This whole debacle makes Twisted Blood want to smash his forehead against a wall until the blood covers it like paint
Andi Thomas is a man of letters.
I don’t know if you’ve ever noticed, or if anybody’s ever mentioned it, but Roy Hodgson, England’s next former manager, pronounces the letter “r” differently to some other people. More like a “w”. This is hilarious, right, because his name has an “r” right at the beginning, and so you can do a clever little switch-a-roo and instantly generate a nickname: WOY!!!
How we lolled.
Cleverer men than I have suggested that this pronunciation tic, commonly labelled a speech impediment, is in fact nothing more than a perfectly normal alternative, and that the insistence on “correct” and “incorrect” ways of speaking is just another subconscious reinforcement of class hierarchies. We should, of course, all aspire to speak the Queen’s English. But I suspect that a cheeky bit of class warfare wasn’t quite what the Sun had in mind when it ran with the headline: BWING ON THE EUWOS (We’ll See You In Ukwaine Against Fwance).

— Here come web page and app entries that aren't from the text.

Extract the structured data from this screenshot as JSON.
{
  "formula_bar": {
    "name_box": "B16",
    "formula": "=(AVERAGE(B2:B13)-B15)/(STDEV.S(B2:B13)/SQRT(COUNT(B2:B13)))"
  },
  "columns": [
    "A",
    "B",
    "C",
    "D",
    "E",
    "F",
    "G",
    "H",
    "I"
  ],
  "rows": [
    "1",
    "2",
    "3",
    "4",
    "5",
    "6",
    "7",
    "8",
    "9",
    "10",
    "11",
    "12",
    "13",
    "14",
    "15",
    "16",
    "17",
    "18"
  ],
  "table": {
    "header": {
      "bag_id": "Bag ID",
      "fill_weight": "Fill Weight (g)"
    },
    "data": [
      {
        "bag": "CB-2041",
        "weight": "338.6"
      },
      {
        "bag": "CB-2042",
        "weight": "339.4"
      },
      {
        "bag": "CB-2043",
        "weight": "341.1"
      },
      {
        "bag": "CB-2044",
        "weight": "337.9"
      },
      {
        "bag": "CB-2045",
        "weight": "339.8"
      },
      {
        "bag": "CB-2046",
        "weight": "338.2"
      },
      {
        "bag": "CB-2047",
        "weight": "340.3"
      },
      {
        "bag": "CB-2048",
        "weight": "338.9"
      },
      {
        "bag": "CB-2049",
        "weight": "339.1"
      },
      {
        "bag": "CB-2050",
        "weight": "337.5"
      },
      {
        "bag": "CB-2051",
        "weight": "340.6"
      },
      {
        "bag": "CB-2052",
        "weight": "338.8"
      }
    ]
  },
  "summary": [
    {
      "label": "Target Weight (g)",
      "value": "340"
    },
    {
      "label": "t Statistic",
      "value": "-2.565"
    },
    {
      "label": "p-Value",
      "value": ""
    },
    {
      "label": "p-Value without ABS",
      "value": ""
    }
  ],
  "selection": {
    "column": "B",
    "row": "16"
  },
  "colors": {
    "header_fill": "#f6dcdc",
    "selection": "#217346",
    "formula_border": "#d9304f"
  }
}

Clearly, it was a slow news day, and it wasn’t as though the paper had a vested interest in not reporting that a notable media mogul had been declared unfit to run a business by a Parliamentary Committee. Nor should it be any news to anybody that the Sun is a vile, contemptible organ, actively working to increase the sum total of human misery. But plenty of people call him “Woy”, don’t they? You couldn’t move for comically-inserted “w”s on Twitter yesterday, and no matter what it sometimes feels like, not everybody is vile and/or contemptible. So what’s the difference?
It’s about power. Think about the relevant scene from Monty Python’s Life of Brian: a plaza filled with Roman citizenry cackle and howl, along with the audience, at two Roman nobles with differing speech impediments (or whatever). The first asks “Who is the ‘Wodewick’ to whom you wefer?”; the second, attempting to bail out his colleague, offers the crowd “theveral theditiouth thcribth from Thaetharea”. Eventually, to much cheering, they agree to “welease Bwian”, and the plot rolls on.
The reason this doesn’t inspire the revulsion that the Sun’s headline does is down to the power relations of those involved. The target of the laughter is not the mispronounced words themselves — there’s nothing inherently funny about an “r” being pronounced as a “w” — but the people that are exposed by it; in this case, the strutting and self-important nobles, made to look foolish in front of the plebs for reasons they simply don’t understand. (“He wanks as high as any in Wome!” works on its own merits, yes, but the scene’s already rolling by that point.) Were you to invert the scene, and have a crowd of nobles laughing at the speech impediments of two ordinary people, it’d be a thinner, more sinister joke, and at risk of tipping into
a Ricky Gervais vehicle simple bullying.
This is the fundamental rule of decent, non-twattish comedy: don’t punch down. It’s not about the words themselves, because the offensive valency of any term shifts depending on who says them, to who, and why. The Sun, bravely, tried to give themselves a weaselly backdoor by pointing out that “he is affectionately known as ‘Woy’”, but one of the crucial components of affection is that it should be, well, affectionate. Words change meanings from mouth to mouth. It’s vaguely similar to those weird right-wingers that bleat: “well, they all use the n-word to each other in their hip-hop music, if you can call it music. Why can’t we racially abuse black people?” Besides, people may affectionately call him “Woy”. That’s not what you were doing.
Naturally, the Sun would like to think of itself as some kind of sparky, satirical vehicle, irreverently tweaking the noses of those in power with bawdy wink. The editorial staff may even have convinced themselves this is the case. But that isn’t how it looks from the outside. From here, it looks like a behemoth of a newspaper, whose business model explicitly thrives on and profits from misogyny, bigotry, fear and contempt, has decided that straightforward abuse is the best course of action. And if precisely why they are mocking Hodgson is mysterious — rage at having called it wrong? irritation that their own columnist was passed over for the role? simple malice? — the consequences are obvious. Now it’s just a question of counting down the days until Roy Hodgson becomes Elmer Fudd.